TEMPERANCE RIVER STATE PARK
CROSS RIVER WAYSIDE
The Cross River drains 91 square miles of the North Shore along the border of Cook and Lake counties. There are five major falls in the last six miles of its dash to Lake Superior. Along a section of the river followed by the Cross River Trail that is a part of this circuit hike, the river has cut a deep, narrow gorge through the layers of lava flows underlying the region. The Ojibwa called the river Tchibaiatigo zibi or wood of the soul river. Trying to look at the river from the rim of the gorge can be as difficult as trying to look into a person’s soul. Although in places you can hear its roar, it’s not possible to see the river far below because the gorge is deep and narrow and the walls steep.

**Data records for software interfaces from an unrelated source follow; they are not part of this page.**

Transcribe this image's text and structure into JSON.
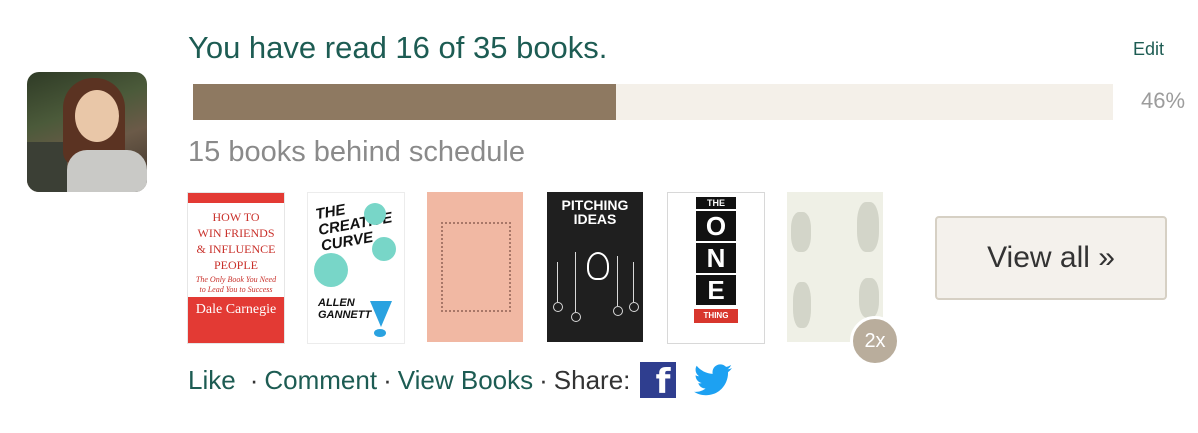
{
  "header": {
    "title": "You have read 16 of 35 books.",
    "edit_label": "Edit"
  },
  "progress": {
    "read": 16,
    "total": 35,
    "percent_label": "46%",
    "fraction": 0.46,
    "status": "15 books behind schedule"
  },
  "books": [
    {
      "title_lines": [
        "HOW TO",
        "WIN FRIENDS",
        "& INFLUENCE",
        "PEOPLE"
      ],
      "subtitle": "The Only Book You Need to Lead You to Success",
      "author": "Dale Carnegie"
    },
    {
      "title": "THE CREATIVE CURVE",
      "author": "ALLEN GANNETT"
    },
    {
      "title": "book-3-cover"
    },
    {
      "title": "PITCHING IDEAS"
    },
    {
      "title_lines": [
        "THE",
        "O",
        "N",
        "E",
        "THING"
      ]
    },
    {
      "title": "book-6-cover"
    }
  ],
  "repeat_badge": "2x",
  "view_all_label": "View all »",
  "actions": {
    "like": "Like",
    "comment": "Comment",
    "view_books": "View Books",
    "share_label": "Share:",
    "separator": "·"
  },
  "icons": {
    "facebook": "facebook-icon",
    "twitter": "twitter-icon"
  },
  "colors": {
    "accent": "#1d5c53",
    "progress_fill": "#8e7961",
    "progress_track": "#f4f0e9",
    "facebook": "#2f3e8f",
    "twitter": "#1da1f2"
  }
}
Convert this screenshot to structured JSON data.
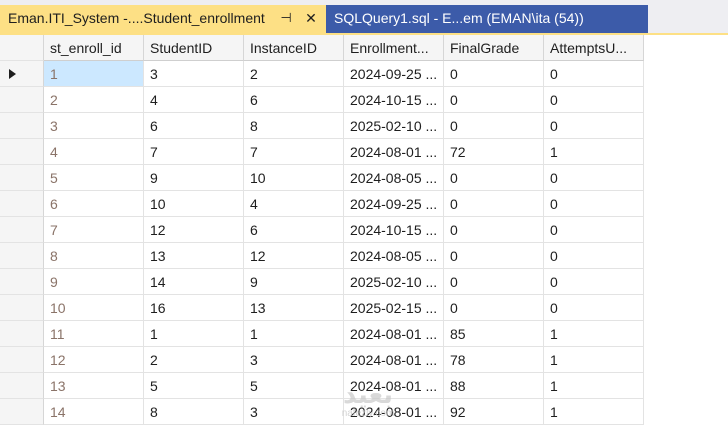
{
  "tabs": {
    "active": {
      "label": "Eman.ITI_System -....Student_enrollment",
      "pin_glyph": "⊣",
      "close_glyph": "✕"
    },
    "inactive": {
      "label": "SQLQuery1.sql - E...em (EMAN\\ita (54))"
    }
  },
  "grid": {
    "columns": [
      "st_enroll_id",
      "StudentID",
      "InstanceID",
      "Enrollment...",
      "FinalGrade",
      "AttemptsU..."
    ],
    "rows": [
      [
        "1",
        "3",
        "2",
        "2024-09-25 ...",
        "0",
        "0"
      ],
      [
        "2",
        "4",
        "6",
        "2024-10-15 ...",
        "0",
        "0"
      ],
      [
        "3",
        "6",
        "8",
        "2025-02-10 ...",
        "0",
        "0"
      ],
      [
        "4",
        "7",
        "7",
        "2024-08-01 ...",
        "72",
        "1"
      ],
      [
        "5",
        "9",
        "10",
        "2024-08-05 ...",
        "0",
        "0"
      ],
      [
        "6",
        "10",
        "4",
        "2024-09-25 ...",
        "0",
        "0"
      ],
      [
        "7",
        "12",
        "6",
        "2024-10-15 ...",
        "0",
        "0"
      ],
      [
        "8",
        "13",
        "12",
        "2024-08-05 ...",
        "0",
        "0"
      ],
      [
        "9",
        "14",
        "9",
        "2025-02-10 ...",
        "0",
        "0"
      ],
      [
        "10",
        "16",
        "13",
        "2025-02-15 ...",
        "0",
        "0"
      ],
      [
        "11",
        "1",
        "1",
        "2024-08-01 ...",
        "85",
        "1"
      ],
      [
        "12",
        "2",
        "3",
        "2024-08-01 ...",
        "78",
        "1"
      ],
      [
        "13",
        "5",
        "5",
        "2024-08-01 ...",
        "88",
        "1"
      ],
      [
        "14",
        "8",
        "3",
        "2024-08-01 ...",
        "92",
        "1"
      ]
    ],
    "selected_row": 0
  },
  "watermark": {
    "main": "بعيد",
    "sub": "nafezly.com"
  },
  "colors": {
    "active_tab": "#fde085",
    "inactive_tab": "#3c5ba9",
    "selected_cell": "#cce8ff",
    "id_text": "#8a7368"
  }
}
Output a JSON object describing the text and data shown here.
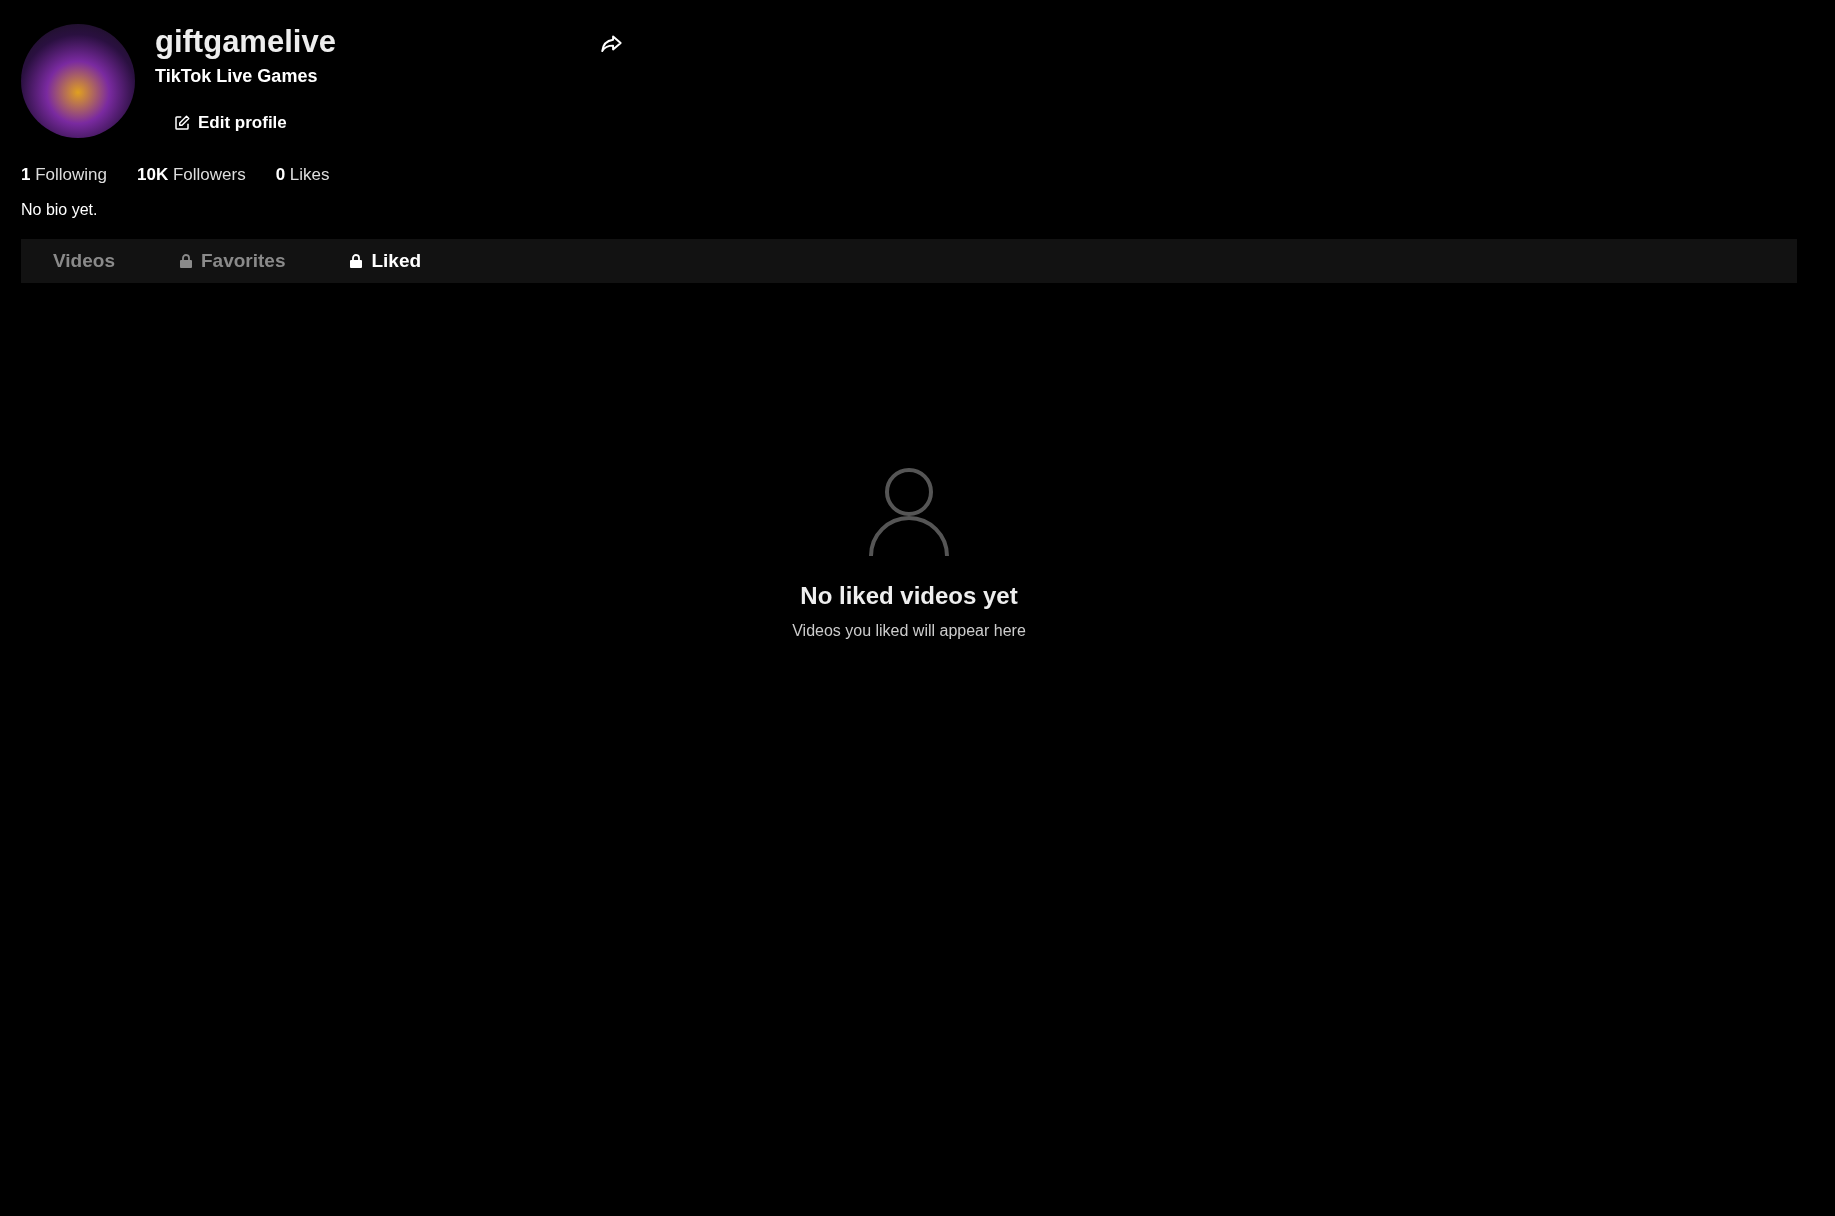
{
  "profile": {
    "username": "giftgamelive",
    "display_name": "TikTok Live Games",
    "edit_button": "Edit profile"
  },
  "stats": [
    "**1** Following",
    "**10K** Followers",
    "**0** Likes"
  ],
  "bio": "No bio yet.",
  "tabs": [
    {
      "label": "Videos",
      "locked": false,
      "selected": false
    },
    {
      "label": "Favorites",
      "locked": true,
      "selected": false
    },
    {
      "label": "Liked",
      "locked": true,
      "selected": true
    }
  ],
  "empty_state": {
    "title": "No liked videos yet",
    "message": "Videos you liked will appear here"
  }
}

For a time, loggers used the Cross River to transport timber to Lake Superior where they then made large rafts of the logs and towed them to a sawmill. In the winter, lumberjacks stored the logs in a reservoir. In the spring, with the reservoir swollen with meltwater, they opened the dam. The result was a flood of water and logs rampaging down the river. However, the use of Cross River for this purpose was short lived after too many logs reached Lake Superior with their ends splintered like well-used toothpicks from repeatedly ramming the gorge walls and rocks along the way.